The incident could have been far worse if not for a strange twist of fate: when the air raid warning sounded, there had been some difficulty finding the key to the shelter. As a result, when the bombing began, people simply lay down on the grass outside, reports Plymouth Live.

This turned out to be extremely fortunate as the shelter itself was destroyed in the fallout.

Post-war, the thriving factory was repaired and employment numbers escalated. The working community enjoyed summer fetes, formed Farley football teams and arranged dances - my father recalls sharing a couple of dance spins with Patsy Scantlebury, the emerging female sensation in Jill Craigie's docudrama 'The Way We Live'.

In the 1950s, they ushered in new machinery, a mixing block addition, a raw material bulk storage and a dispatch warehouse.

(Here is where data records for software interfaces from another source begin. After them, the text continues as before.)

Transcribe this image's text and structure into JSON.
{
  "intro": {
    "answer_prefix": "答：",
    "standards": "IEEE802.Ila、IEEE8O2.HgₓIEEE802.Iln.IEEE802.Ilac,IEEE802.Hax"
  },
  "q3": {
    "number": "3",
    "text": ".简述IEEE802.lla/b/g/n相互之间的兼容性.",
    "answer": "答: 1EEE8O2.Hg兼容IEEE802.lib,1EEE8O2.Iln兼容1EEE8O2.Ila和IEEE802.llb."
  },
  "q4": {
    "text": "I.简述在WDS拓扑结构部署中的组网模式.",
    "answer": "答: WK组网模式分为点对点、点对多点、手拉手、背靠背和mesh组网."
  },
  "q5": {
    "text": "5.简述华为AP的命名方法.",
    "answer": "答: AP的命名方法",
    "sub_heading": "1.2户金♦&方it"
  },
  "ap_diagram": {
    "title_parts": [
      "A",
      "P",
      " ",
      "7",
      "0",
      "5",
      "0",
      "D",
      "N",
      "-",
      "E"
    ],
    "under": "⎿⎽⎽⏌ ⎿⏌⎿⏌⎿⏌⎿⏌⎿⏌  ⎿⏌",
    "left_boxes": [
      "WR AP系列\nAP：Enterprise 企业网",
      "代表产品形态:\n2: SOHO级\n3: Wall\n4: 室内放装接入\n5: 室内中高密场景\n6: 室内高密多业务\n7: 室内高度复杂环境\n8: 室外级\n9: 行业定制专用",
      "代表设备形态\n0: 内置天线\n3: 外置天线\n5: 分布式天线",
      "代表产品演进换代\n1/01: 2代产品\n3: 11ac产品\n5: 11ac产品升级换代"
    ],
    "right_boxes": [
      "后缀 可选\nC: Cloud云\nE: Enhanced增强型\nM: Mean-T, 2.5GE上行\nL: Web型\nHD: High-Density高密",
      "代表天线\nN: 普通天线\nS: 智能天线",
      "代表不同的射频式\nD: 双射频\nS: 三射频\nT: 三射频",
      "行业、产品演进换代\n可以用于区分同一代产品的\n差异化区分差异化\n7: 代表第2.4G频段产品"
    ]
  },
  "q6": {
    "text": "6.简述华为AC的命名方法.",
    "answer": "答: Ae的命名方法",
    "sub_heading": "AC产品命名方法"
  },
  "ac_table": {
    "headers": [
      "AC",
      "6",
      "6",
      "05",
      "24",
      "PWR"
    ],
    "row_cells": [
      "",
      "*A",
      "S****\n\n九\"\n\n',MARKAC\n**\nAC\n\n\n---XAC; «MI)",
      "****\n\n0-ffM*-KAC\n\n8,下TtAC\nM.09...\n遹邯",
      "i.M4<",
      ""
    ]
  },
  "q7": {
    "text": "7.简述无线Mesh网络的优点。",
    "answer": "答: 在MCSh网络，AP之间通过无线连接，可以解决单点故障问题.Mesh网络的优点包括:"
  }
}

Instigating an era of community engagement, local schools including Hyde Park, Burleigh, and Plymouth High commenced their sports days on site.

Expansion continued into the 60s 1965, 1970 and anew in 1977 saw the introduction of new laboratories for research, development, and quality control.

A surge in employee intake occurred: "We have vacancies for packers (no previous experience necessary) the work is light and clean."

Wages hovered around £20 per week for day shifts (6.55am-4.25pm) or £9 for evening stints (either 11.40am-4.55pm or 4.55pm-9.25pm), with provisions for part-timers.

Around this period, production soared to over seven million rusks weekly, attracting spectators eager to experience the mesmerising visual, auditory and olfactory delights as countless golden biscuits cascaded from elongated ovens directly onto the packaging terminals.

By 1968, Farley's Infant Food had evolved beyond a high rusk industry and became part of Glaxo Laboratories, which was already producing baby foods and a wide range of pharmaceutical products.

Glaxo, like Farley, originated in the 19th century in New Zealand, starting as a milk drying operation before expanding. In 1975, Glaxo-Farley foods was established with its head office on the Torr site.

The company now produced not only Farley's Rusk and other cereal products, but also brands such as Ostermilk, Complan, Glucodin and Casilan.

Quality checking Farley's Rusks on the Plymouth production line in 1942
Quality checking Farley's Rusks on the Plymouth production line in 1942 -Credit:The Box Plymouth

The Glaxo factory in Kendall, Cumbria, built in 1962 opposite the Milk Marketing Board Creamery, was expanded twice in the 1970s, enabling it to process over 120,000 gallons of milk daily.

By the end of the decade, the joint enterprise employed more than 1,100 staff, with over two-thirds based in Plymouth. However, job security fears soon dominated local news following reports that Boots were set to acquire the Farley interest, which they did in 1986.

The Torr site continued operations until 1990 when it closed. Four years later, HJ Heinz purchased the company in a deal worth £94 million.

Safeway subsequently built a superstore on the former site, which was later taken over and rebranded by Morrisons.